Gbolahan Jinadu is a pastor who has helped many young people find their lives’ purpose and has risen to the status of a mentor of sorts. He is respected and admired and has a wife who loves him and who is bent on igniting the spark in their marriage. But deep down, he is unhappy, and he finds his way to the place where his heart is: with Kelechi, his ex, a man. Unfortunately, Kelechi too hasn’t had it easy, as his wife left him and is fighting for custody of their ten-year-old because of his homosexual ‘disease’. Hard as they try to cover Gbolahan’s secret from the world, it still finds its way to the open and it would cost him his wife, parents, followers and joy. It would cost him everything for being different.
Hell or High Water raises many issues that require looking into, especially in a country like Nigeria where being gay gets you a fourteen-year jail term and stigma to boot. It raises questions also about the contrast of being Christian and being gay, as the tenets of the former strongly oppose the lifestyle of the latter. Unfortunately, this film raises these questions but doesn’t answer them. Not that we expect a permanent solution, but the movie sits on the fence as to where it stands about the issue. Is it siding with the rest of the world that abandons a man because they find him queer, some going as far as renouncing their association with him; or does it side with these two men whose hearts beat for each other but who are misunderstood by the world around them? This is where the film isn’t clear, and in the end, Gbolahan is seen driving off. Is he leaving town, is he going to plunge himself into a sea, is he going to beg for his life back? The writer leaves us to figure this out by ourselves.
Casting Enyinna Nwigwe and Daniel K Daniel as love interests comes across a little odd, but then again isn’t that how love works; the most unlikely people falling madly. The duo puts up a good showing, however, and has us sold on their affection. The other actors also perform satisfactorily, except the young man who begins the film with his testimony. He throws in a couple of grammatical blunders, and the tone of his voice over is slightly disconnected, distracted. Ashionye M. Racca returns to our screens graceful as ever, starring as Ejide Jinadu. Adedayo Davies and Tunbosun Aiyedehin as Gbolahan’s parents are comical and refreshing, even though it is hard to reconcile the mother’s behaviour towards her son. A mother in her shoes would be torn between going with her husband after denouncing her son, or staying with her hurting son. She doesn’t pull off the dilemma well enough. Chika Okeke is a new face, but as Hauwa, she is stellar.
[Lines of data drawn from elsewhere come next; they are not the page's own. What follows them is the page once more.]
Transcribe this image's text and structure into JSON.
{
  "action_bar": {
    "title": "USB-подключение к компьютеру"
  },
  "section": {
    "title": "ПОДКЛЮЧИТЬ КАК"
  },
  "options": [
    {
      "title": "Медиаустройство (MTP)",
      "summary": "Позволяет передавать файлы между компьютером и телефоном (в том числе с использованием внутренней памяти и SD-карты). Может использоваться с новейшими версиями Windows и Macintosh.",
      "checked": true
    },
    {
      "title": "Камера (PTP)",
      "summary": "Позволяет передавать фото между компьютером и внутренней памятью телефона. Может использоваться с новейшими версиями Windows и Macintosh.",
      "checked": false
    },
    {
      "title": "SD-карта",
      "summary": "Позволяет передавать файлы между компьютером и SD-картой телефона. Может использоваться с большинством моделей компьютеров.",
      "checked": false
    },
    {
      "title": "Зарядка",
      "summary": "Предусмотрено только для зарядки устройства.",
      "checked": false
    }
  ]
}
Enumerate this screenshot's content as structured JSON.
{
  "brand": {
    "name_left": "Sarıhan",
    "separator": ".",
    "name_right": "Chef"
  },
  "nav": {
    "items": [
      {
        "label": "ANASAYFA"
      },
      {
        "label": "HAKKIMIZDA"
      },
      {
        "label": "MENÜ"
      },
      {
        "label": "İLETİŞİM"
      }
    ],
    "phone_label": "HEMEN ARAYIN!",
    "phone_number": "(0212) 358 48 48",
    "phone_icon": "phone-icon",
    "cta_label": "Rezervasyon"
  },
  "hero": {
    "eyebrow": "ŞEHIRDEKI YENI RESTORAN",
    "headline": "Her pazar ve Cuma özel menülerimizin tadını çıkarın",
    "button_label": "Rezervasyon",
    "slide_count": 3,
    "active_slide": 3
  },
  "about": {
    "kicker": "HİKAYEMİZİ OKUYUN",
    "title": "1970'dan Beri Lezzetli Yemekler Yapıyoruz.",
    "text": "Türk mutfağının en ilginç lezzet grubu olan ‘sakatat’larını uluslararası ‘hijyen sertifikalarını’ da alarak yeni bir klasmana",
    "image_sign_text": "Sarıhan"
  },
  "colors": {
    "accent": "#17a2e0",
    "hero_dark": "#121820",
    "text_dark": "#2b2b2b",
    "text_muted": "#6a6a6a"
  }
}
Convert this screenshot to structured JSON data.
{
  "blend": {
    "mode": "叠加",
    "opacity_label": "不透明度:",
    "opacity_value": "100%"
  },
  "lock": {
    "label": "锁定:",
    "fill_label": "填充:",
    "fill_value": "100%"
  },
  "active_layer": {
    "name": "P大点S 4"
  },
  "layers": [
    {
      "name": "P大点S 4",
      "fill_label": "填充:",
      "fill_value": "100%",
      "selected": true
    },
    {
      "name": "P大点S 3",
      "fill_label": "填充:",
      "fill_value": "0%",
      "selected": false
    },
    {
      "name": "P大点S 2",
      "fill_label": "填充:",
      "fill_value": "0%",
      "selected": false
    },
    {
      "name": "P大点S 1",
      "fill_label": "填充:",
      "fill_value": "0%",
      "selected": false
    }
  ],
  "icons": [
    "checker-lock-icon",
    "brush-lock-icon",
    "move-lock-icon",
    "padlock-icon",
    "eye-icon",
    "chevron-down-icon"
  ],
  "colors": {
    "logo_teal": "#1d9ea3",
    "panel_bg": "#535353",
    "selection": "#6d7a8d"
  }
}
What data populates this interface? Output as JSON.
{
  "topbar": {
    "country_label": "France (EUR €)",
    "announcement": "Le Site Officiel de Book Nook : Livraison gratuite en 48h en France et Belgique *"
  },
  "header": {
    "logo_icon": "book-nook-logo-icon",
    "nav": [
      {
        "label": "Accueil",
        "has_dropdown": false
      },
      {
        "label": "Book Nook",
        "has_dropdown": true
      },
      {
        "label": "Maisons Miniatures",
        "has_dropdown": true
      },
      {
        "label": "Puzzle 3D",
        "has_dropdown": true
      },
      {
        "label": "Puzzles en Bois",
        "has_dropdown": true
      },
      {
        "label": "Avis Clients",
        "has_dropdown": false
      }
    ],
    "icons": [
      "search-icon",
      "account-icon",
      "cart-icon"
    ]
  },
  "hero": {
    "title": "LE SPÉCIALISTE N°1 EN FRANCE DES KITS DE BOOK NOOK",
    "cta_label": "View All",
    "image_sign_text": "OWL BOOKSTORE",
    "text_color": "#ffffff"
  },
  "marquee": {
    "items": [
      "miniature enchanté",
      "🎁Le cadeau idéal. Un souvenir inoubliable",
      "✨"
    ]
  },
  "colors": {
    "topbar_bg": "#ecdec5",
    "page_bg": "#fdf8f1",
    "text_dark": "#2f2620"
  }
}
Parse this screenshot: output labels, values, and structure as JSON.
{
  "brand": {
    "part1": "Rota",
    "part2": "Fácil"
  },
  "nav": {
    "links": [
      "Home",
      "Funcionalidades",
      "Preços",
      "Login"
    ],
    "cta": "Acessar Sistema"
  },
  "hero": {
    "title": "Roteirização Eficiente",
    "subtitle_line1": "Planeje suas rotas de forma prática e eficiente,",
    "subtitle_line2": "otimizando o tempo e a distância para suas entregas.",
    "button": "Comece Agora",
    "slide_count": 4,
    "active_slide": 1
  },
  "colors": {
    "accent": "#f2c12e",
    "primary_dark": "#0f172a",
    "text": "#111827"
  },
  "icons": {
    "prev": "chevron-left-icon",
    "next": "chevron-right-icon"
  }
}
The directing of Hell or High Water by Asurf Oluseyi is classic. It is lovely the way the scenes blend into one another, the way every scene is relevant and fluid. The final scene where the camera begins to move away as the car gets smaller is beautiful and reminds one of Akin Omotosho’s Vaya. It is impressive that Gbolahan’s preaching lines are not a couple of jumbled up scriptures that many Nollywood films are wont to have. They show research, they show roundedness, as written by Habeeb Lawal. It is weird though that he would go to his lover’s home with a bible. He came from his house. It doesn’t seem plausible, unless he was coming from church, or pretending to be coming from church. The flashbacks aren’t clear; they look like an exorcism in progress, but it is hard to make the images out.
Hell or High Water is succinct, deep and emotional. We are a largely homophobic country, but it gets us talking about homosexuality, asking if one has committed a crime even when they haven’t hurt anyone. I find it brave that the cast and crew of this film showed up for a theme as sensitive as this. I hope that it is addressed with more clarity moving on.